Postal Clerk Info
Weingarten Rights


USPS-APWU Joint Contract Interpretation Manual November 2005 Article 17, page 5

Federal labor law gives each employee the right to representation during any investigatory interview which the employee reasonably believes may lead to discipline. This right originated in NLRB v. J. Weingarten, U.S. Supreme Court 1975, and is commonly called the “Weingarten rule” or “Weingarten rights.”

The Weingarten rule only applies to an investigatory interview when management is searching for facts relevant to determining an employee’s guilt or deciding whether to impose discipline. Weingarten rights do not apply when management issues a disciplinary action to an employee (for example, handing an employee a letter of warning).

Weingarten representation rights apply where an employee reasonably believes that discipline could result from the investigatory interview. Whether or not an employee’s belief is “reasonable” depends on the circumstances of each case. The steward cannot exercise Weingarten rights on the employee’s behalf. Unlike “Miranda rights,” which involve a criminal investigation, management is not required to inform the employee of the Weingarten rule.

The Weingarten rule includes the right to a pre-interview consultation with a steward. Federal Courts have extended this right to pre-meeting consultations to cover Inspection Service interrogations. (Postal Service v. NLRB, D.C. Cir. 1992).

The employee has the right to a steward’s assistance, not just a silent presence, during an interview covered by the Weingarten rule. An employee’s Weingarten rights are violated when the union representative is not allowed to speak or is restricted to the role of a passive observer.

Although ELM, Section 665.3 requires all postal employees to cooperate during investigations, an employee with Weingarten rights is entitled to have a steward present before answering questions. The employee may respond that he or she will answer questions once a steward is provided.
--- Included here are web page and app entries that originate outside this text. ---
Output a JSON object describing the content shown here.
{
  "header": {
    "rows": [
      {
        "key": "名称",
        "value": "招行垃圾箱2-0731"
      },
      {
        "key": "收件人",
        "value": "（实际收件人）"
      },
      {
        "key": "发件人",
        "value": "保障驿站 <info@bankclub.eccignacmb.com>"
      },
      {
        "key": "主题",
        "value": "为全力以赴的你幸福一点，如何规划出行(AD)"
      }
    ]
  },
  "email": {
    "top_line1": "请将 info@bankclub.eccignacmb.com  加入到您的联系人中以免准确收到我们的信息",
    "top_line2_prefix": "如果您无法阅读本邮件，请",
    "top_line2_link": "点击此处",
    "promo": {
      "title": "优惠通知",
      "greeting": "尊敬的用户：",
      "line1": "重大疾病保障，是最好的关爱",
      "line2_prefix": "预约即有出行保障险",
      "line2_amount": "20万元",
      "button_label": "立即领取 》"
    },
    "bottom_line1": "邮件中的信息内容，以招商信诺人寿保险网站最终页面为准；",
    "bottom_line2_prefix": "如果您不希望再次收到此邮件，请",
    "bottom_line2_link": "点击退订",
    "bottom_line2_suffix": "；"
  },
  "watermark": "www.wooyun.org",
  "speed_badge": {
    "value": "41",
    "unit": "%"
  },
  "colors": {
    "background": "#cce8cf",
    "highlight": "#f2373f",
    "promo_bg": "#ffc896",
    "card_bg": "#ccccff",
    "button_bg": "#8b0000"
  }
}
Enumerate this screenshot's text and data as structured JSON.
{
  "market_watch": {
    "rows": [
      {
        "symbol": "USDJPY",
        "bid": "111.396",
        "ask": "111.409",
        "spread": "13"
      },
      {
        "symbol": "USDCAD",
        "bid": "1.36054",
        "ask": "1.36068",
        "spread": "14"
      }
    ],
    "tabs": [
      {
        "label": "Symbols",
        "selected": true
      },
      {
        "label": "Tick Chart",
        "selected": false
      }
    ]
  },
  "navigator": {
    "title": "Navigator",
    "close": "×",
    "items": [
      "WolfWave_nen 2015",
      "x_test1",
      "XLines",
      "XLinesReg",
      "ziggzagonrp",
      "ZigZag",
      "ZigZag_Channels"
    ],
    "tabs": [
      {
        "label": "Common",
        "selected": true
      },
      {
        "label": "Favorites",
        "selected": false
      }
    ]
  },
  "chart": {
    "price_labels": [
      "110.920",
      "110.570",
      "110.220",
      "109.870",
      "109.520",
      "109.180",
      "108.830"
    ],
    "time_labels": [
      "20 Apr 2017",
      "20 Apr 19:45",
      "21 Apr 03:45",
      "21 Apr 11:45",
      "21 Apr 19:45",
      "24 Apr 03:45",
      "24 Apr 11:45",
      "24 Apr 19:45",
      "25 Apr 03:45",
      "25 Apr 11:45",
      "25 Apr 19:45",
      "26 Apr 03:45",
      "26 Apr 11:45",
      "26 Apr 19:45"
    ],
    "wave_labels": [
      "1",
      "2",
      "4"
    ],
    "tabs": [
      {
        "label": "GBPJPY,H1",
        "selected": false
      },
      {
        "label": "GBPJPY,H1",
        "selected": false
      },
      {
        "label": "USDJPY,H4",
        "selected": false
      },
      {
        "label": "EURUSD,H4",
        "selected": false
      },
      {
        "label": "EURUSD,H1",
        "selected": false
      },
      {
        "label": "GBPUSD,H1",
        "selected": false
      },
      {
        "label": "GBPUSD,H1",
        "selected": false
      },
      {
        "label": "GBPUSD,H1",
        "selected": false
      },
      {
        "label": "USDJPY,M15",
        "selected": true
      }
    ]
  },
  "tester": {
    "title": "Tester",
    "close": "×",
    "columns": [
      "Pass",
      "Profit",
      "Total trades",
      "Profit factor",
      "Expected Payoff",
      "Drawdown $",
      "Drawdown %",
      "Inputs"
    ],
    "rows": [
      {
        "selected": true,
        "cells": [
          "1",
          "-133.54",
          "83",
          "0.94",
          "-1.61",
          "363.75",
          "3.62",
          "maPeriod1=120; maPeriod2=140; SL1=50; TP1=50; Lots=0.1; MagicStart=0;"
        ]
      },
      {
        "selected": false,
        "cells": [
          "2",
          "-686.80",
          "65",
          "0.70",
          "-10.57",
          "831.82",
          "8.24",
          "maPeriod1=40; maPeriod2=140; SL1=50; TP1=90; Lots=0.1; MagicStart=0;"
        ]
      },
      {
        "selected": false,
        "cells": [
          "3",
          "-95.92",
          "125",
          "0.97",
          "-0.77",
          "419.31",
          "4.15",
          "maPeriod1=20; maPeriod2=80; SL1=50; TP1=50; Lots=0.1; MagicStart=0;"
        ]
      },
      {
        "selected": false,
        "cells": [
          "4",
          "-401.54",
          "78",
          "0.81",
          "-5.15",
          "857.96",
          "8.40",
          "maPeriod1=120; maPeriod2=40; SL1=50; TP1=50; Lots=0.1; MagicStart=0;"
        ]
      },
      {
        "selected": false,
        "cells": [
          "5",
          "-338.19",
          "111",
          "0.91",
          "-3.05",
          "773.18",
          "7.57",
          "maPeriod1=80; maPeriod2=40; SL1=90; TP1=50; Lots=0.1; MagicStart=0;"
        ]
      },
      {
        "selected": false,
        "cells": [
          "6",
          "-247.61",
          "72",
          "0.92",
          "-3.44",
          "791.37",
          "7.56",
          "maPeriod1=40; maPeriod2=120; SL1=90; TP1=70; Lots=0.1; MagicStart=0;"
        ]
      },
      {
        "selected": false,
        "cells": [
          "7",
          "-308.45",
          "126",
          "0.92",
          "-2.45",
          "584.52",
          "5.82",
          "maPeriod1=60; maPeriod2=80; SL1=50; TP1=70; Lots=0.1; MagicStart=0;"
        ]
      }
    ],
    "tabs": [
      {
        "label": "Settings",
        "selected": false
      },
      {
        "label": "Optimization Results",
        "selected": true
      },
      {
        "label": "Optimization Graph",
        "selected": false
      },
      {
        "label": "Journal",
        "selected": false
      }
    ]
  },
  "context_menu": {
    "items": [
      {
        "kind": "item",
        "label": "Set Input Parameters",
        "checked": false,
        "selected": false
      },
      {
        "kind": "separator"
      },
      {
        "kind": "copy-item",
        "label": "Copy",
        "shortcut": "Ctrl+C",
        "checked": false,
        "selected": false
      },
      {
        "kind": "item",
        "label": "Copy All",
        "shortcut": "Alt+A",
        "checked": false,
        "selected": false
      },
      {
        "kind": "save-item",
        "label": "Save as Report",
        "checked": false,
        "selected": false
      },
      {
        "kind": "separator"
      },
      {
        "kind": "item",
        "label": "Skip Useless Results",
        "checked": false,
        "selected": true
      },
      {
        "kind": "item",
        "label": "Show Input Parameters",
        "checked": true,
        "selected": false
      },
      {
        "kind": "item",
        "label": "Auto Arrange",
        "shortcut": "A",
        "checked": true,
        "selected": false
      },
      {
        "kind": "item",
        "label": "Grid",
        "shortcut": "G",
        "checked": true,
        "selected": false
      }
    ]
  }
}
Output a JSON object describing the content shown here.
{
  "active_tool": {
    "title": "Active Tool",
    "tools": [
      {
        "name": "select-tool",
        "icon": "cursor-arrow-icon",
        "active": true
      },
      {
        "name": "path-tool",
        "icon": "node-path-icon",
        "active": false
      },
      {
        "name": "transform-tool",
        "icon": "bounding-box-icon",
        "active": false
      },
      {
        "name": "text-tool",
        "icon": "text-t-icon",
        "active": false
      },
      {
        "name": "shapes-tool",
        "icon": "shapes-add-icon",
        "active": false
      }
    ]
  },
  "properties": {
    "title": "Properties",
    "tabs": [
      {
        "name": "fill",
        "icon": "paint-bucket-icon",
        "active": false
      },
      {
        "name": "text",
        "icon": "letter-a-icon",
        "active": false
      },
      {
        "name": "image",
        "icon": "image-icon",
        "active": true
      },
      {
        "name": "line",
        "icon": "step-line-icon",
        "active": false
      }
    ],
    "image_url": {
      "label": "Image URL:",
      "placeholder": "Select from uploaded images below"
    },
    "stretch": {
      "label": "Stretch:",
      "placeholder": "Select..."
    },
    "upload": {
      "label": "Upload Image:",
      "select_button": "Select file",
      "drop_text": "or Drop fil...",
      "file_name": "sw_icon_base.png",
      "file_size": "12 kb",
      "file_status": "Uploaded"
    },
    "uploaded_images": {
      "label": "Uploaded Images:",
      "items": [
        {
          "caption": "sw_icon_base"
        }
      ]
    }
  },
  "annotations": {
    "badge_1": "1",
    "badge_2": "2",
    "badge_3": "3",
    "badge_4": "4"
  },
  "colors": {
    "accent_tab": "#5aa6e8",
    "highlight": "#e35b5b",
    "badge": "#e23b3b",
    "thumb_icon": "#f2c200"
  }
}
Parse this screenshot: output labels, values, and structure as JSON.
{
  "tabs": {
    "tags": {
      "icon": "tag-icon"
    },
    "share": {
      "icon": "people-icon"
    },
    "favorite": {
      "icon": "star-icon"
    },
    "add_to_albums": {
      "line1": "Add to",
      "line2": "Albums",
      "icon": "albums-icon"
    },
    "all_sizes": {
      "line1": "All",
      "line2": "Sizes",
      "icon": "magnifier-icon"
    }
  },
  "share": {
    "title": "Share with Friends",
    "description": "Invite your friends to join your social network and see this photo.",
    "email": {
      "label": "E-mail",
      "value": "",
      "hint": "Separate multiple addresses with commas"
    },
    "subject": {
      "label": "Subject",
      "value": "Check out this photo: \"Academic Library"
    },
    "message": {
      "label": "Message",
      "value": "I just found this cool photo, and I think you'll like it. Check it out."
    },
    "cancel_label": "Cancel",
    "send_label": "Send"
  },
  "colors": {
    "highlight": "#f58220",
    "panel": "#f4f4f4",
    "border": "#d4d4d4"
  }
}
Weingarten Rights Video

An Attorney Discusses Weingarten Rights